Website and app data records
____________________
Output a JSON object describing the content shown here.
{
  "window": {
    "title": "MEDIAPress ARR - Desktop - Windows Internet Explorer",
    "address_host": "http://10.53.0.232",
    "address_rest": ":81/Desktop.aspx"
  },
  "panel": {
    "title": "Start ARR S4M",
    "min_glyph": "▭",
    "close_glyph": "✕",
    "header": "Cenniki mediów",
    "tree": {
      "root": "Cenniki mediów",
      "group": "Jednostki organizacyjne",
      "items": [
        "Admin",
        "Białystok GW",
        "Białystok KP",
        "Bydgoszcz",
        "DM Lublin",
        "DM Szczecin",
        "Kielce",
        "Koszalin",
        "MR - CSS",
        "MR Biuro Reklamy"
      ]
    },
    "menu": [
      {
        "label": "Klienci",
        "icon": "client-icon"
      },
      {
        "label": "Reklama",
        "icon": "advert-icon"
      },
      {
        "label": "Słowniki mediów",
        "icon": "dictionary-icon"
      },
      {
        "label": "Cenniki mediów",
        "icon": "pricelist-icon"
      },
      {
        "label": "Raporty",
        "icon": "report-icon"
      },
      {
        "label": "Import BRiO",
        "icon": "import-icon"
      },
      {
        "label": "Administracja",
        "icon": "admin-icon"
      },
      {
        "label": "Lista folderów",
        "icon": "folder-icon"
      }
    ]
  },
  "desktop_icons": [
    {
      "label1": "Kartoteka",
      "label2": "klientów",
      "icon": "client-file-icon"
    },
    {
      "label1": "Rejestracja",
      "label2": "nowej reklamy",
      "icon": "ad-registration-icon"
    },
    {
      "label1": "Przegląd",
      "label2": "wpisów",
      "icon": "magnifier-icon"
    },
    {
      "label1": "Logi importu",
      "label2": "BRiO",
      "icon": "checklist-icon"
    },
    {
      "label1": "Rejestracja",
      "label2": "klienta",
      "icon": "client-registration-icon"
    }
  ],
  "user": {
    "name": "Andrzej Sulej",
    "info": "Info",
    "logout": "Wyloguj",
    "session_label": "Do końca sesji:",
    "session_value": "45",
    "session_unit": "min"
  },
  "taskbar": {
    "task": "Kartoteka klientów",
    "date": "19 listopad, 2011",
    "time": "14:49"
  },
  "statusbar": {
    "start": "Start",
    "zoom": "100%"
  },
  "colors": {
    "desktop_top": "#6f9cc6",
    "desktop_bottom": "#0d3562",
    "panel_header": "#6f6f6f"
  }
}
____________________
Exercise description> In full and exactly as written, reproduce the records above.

Answer to this problem>
Output a JSON object describing the content shown here.
{
  "window": {
    "title": "MEDIAPress ARR - Desktop - Windows Internet Explorer",
    "address_host": "http://10.53.0.232",
    "address_rest": ":81/Desktop.aspx"
  },
  "panel": {
    "title": "Start ARR S4M",
    "min_glyph": "▭",
    "close_glyph": "✕",
    "header": "Cenniki mediów",
    "tree": {
      "root": "Cenniki mediów",
      "group": "Jednostki organizacyjne",
      "items": [
        "Admin",
        "Białystok GW",
        "Białystok KP",
        "Bydgoszcz",
        "DM Lublin",
        "DM Szczecin",
        "Kielce",
        "Koszalin",
        "MR - CSS",
        "MR Biuro Reklamy"
      ]
    },
    "menu": [
      {
        "label": "Klienci",
        "icon": "client-icon"
      },
      {
        "label": "Reklama",
        "icon": "advert-icon"
      },
      {
        "label": "Słowniki mediów",
        "icon": "dictionary-icon"
      },
      {
        "label": "Cenniki mediów",
        "icon": "pricelist-icon"
      },
      {
        "label": "Raporty",
        "icon": "report-icon"
      },
      {
        "label": "Import BRiO",
        "icon": "import-icon"
      },
      {
        "label": "Administracja",
        "icon": "admin-icon"
      },
      {
        "label": "Lista folderów",
        "icon": "folder-icon"
      }
    ]
  },
  "desktop_icons": [
    {
      "label1": "Kartoteka",
      "label2": "klientów",
      "icon": "client-file-icon"
    },
    {
      "label1": "Rejestracja",
      "label2": "nowej reklamy",
      "icon": "ad-registration-icon"
    },
    {
      "label1": "Przegląd",
      "label2": "wpisów",
      "icon": "magnifier-icon"
    },
    {
      "label1": "Logi importu",
      "label2": "BRiO",
      "icon": "checklist-icon"
    },
    {
      "label1": "Rejestracja",
      "label2": "klienta",
      "icon": "client-registration-icon"
    }
  ],
  "user": {
    "name": "Andrzej Sulej",
    "info": "Info",
    "logout": "Wyloguj",
    "session_label": "Do końca sesji:",
    "session_value": "45",
    "session_unit": "min"
  },
  "taskbar": {
    "task": "Kartoteka klientów",
    "date": "19 listopad, 2011",
    "time": "14:49"
  },
  "statusbar": {
    "start": "Start",
    "zoom": "100%"
  },
  "colors": {
    "desktop_top": "#6f9cc6",
    "desktop_bottom": "#0d3562",
    "panel_header": "#6f6f6f"
  }
}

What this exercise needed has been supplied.